If you buy wisely – look for clarity and firmness of eye and flesh, and an absence of overt fishiness – you can find a really nice yellowtail which satisfies both imperatives for a fish-braai: a firm rich-fleshed, oily fish that sits squarely on the SASSI Green List, which means you can buy it with a clear conscience.
The hustle for the deal is an experience in itself, with the touts competing loudly for the potential buyers attention, and as one moves back and forth along the line of fish sellers, the price moves as well.
Settling on a suitably sized fish – about 2.5kg in weight – for the paltry sum of R150, plus R10 for cleaning and beheading, we headed home and started the fire.
Ingredients, selection and preparation
2-2.5kg fish, filleted and skinned, pin bones removed: that you shouldn’t skin fish before braaing is a myth. It is the best way to ensure cooked through yet juicy and tender flesh.
olive oil: for marinading the fish
1 tbsp mixed herbs
salt and pepper
juice of two lemons
Make your fire first, then prepare the fish.
Paint the fish fillets liberally with olive oil on both sides.
Sprinkle with mixed herbs and place in a dish, covered with clingfilm and put in the refrigerator.
Melt the butter in a small saucepan and once it has cooled down, stir in the lemon juice.
As soon as the fire has burned down completely and is still hot, brush your braai-grid with olive oil and place the fish fillets in the centre. Lightly season both sides with salt and pepper.
Place the grid on the braai and baste liberally with lemon butter.
Braai on one side for about five to seven minutes, depending on thickness of the fillets, or until the upper side becomes opaque on the edges.
Baste liberally with lemon butter all the while.
Lift the braai-grid periodically to see how the fish is doing
on the underside to avoid charring.
Turn the grid, and baste liberally with lemon butter. Braai for another three to five minutes on the other side.
Using a sharp knife, remove a sliver of flesh from the thickest part of the fish fillet, and check that it is cooked through.
If not, braai for another minute or two then check again.

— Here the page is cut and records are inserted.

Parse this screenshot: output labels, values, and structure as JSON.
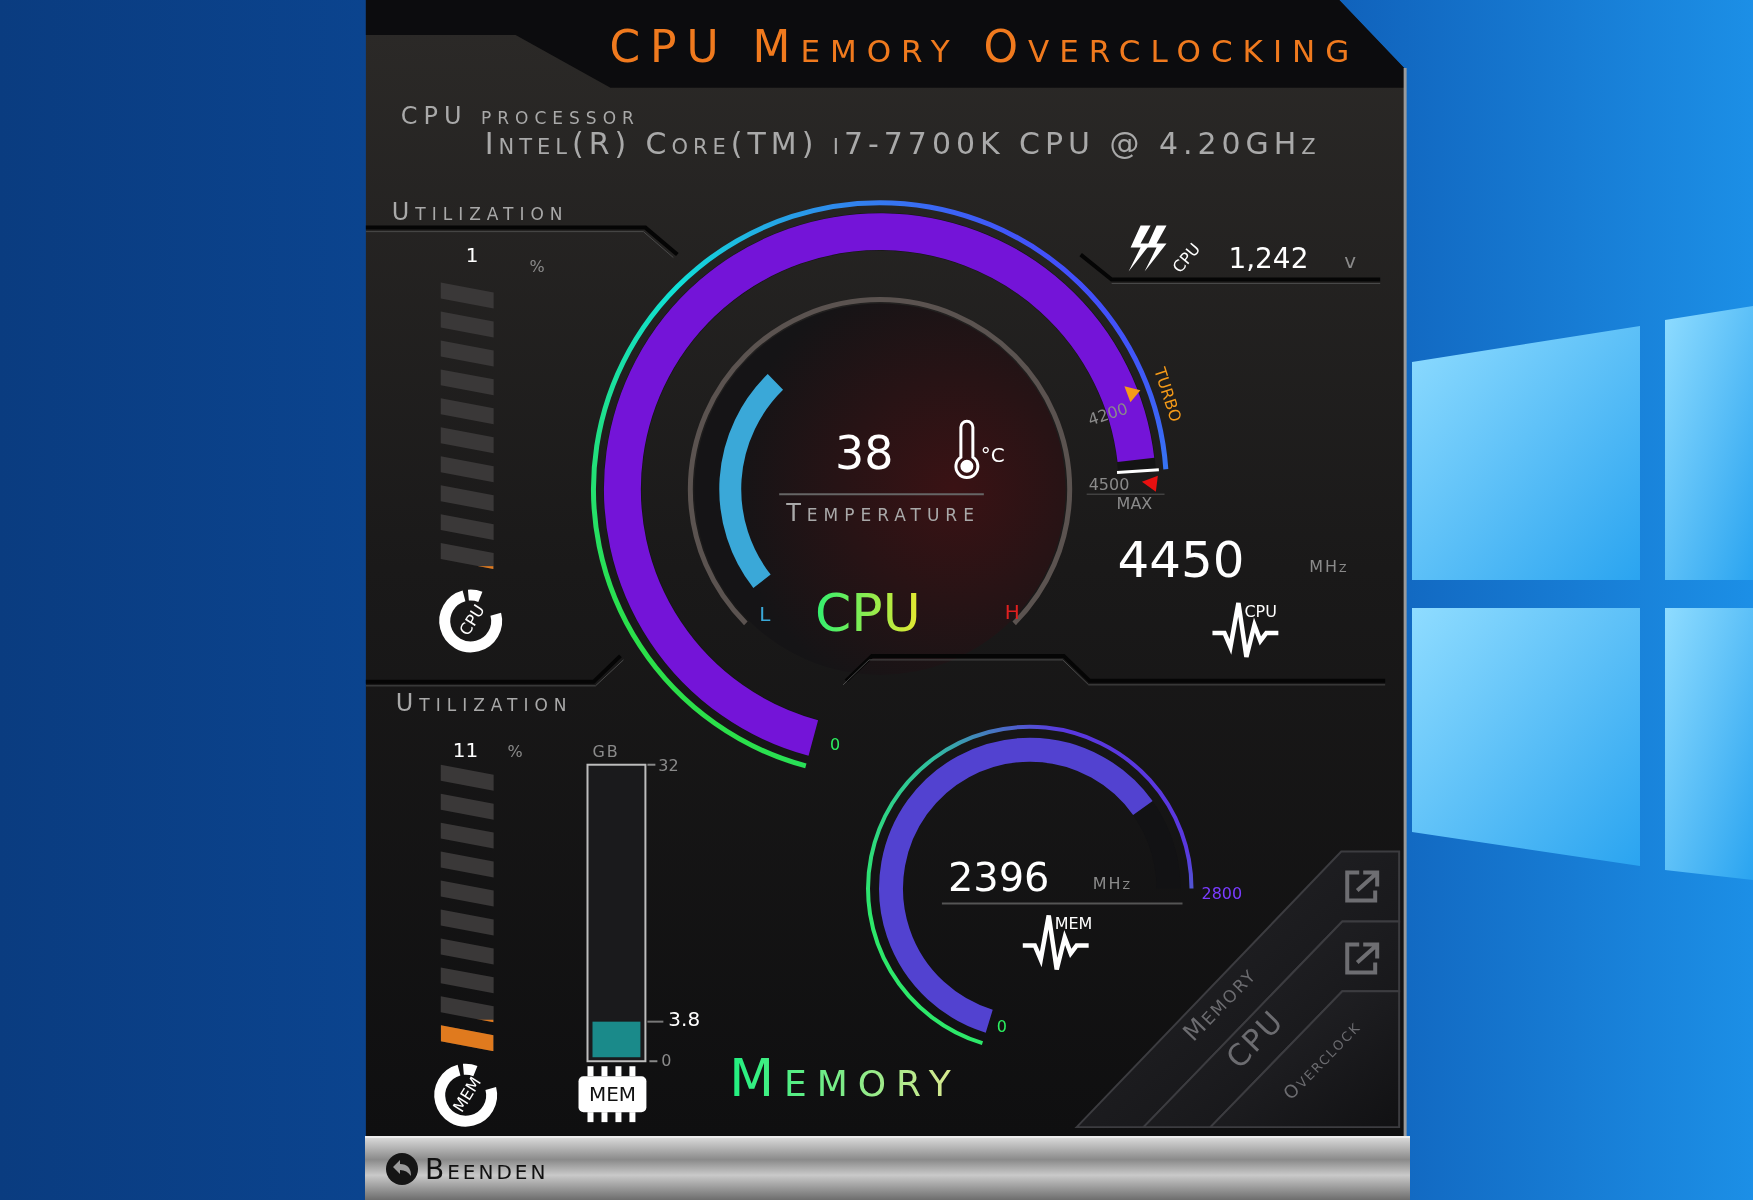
{
  "title": "CPU Memory Overclocking",
  "processor": {
    "label": "CPU processor",
    "name": "Intel(R) Core(TM) i7-7700K CPU @ 4.20GHz"
  },
  "cpu_utilization": {
    "label": "Utilization",
    "value": "1",
    "unit": "%",
    "level": 0.01,
    "icon_label": "CPU"
  },
  "voltage": {
    "icon_label": "CPU",
    "value": "1,242",
    "unit": "v"
  },
  "cpu_frequency": {
    "level": 0.99,
    "min": "0",
    "turbo_value": "4200",
    "turbo_label": "TURBO",
    "max_value": "4500",
    "max_label": "MAX",
    "value": "4450",
    "unit": "MHz",
    "icon_label": "CPU"
  },
  "temperature": {
    "value": "38",
    "unit": "°C",
    "label": "Temperature",
    "level": 0.31,
    "low": "L",
    "high": "H"
  },
  "cpu_label": "CPU",
  "memory_utilization": {
    "label": "Utilization",
    "value": "11",
    "unit": "%",
    "level": 0.11,
    "icon_label": "MEM"
  },
  "memory_usage": {
    "unit": "GB",
    "max": "32",
    "value": "3.8",
    "min": "0",
    "level": 0.12,
    "chip_label": "MEM"
  },
  "memory_frequency": {
    "value": "2396",
    "unit": "MHz",
    "max": "2800",
    "min": "0",
    "level": 0.86,
    "icon_label": "MEM"
  },
  "memory_label": "Memory",
  "side_tabs": [
    {
      "label": "Memory",
      "link": true
    },
    {
      "label": "CPU",
      "link": true
    },
    {
      "label": "Overclock",
      "link": false
    }
  ],
  "exit_button": "Beenden"
}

Carefully lift the grid from either side to release the fillets, and using a couple of egg lifters or something similar, lift each fillet off the grid and place on a warmed serving platter.
Serve with a crisp green salad and a potato dish of your choice, and preferably with a glass or two of The Revenant.
The winemaking reflects the gravitas of the blend. Wild-yeast fermented in old oak barrels and concrete eggs, the 80/20 sauvignon/chenin blend spent 10 months on the lees.
White stone fruit, Bartlett pear and satsuma on the nose, express handily on the palate, with bright clean acidity which is saved from being overtly green by the chenin’s fruit complex.
The wine is long and satisfying in the finish, and perfectly paired with the lemon flavours in the fish.
Preparation time: 20 minutes
Cooking time: 15-20 minutes
Yield: 4-6 servings